§ **AIM OF THE TASK**
List all the lines in these records that hold "buttons".
*** Opening of MATERIAL FOR THIS EXERCISE ***
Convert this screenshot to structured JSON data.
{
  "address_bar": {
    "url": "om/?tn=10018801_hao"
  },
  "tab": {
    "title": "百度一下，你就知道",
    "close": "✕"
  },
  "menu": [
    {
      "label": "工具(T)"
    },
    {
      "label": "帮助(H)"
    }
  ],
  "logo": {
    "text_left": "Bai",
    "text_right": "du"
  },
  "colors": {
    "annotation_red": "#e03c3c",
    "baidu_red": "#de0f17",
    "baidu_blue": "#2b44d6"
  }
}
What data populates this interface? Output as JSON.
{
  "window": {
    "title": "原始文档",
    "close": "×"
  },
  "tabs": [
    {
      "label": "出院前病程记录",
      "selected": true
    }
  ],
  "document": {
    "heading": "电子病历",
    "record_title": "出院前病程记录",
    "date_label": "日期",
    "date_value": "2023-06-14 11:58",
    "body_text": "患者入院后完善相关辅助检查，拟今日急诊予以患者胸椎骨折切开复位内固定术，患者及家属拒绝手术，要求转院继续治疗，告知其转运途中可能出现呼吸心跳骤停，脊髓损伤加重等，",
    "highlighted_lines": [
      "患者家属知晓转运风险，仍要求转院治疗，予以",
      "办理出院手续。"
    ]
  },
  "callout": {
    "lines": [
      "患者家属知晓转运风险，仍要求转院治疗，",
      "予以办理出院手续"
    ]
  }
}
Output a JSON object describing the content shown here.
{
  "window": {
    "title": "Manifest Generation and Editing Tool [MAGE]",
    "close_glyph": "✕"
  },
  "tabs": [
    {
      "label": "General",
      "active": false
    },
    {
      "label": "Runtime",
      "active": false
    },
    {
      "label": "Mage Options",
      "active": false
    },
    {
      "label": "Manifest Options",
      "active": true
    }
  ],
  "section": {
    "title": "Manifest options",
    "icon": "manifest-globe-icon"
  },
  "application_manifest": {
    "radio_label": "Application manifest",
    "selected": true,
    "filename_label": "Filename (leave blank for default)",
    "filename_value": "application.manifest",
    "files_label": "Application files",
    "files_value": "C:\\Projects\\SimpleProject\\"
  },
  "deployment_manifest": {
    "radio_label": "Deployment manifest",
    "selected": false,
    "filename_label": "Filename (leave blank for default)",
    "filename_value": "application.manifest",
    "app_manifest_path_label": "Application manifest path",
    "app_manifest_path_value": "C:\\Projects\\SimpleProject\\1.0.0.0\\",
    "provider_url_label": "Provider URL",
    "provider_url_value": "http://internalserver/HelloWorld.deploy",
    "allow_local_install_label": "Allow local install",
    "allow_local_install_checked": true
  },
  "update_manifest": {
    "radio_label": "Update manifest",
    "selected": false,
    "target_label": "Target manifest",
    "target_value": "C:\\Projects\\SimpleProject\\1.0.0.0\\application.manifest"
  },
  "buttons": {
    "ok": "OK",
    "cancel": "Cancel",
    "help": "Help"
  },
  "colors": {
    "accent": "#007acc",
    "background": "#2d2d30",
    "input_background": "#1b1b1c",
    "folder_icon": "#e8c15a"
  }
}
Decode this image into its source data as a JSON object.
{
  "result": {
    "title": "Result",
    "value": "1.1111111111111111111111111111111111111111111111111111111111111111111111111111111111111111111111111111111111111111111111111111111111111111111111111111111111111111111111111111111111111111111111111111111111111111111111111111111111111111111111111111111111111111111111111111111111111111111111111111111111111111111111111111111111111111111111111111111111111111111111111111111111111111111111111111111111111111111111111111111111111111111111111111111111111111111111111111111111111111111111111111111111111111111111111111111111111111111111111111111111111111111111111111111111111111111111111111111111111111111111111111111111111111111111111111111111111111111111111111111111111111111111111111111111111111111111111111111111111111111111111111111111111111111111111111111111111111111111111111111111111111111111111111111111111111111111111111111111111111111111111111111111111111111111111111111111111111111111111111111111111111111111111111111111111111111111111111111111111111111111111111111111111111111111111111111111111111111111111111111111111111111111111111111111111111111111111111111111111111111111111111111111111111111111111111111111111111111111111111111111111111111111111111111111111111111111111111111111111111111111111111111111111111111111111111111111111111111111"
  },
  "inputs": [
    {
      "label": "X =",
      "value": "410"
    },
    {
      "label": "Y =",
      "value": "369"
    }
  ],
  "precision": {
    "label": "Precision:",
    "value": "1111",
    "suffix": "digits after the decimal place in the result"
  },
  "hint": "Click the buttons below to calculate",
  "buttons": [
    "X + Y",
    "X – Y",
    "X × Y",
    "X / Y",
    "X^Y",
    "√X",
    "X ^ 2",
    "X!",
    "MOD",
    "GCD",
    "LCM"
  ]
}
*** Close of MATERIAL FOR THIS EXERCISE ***
§ **TASK RESPONSE**
  "buttons": {
  "hint": "Click the buttons below to calculate",
  "buttons": [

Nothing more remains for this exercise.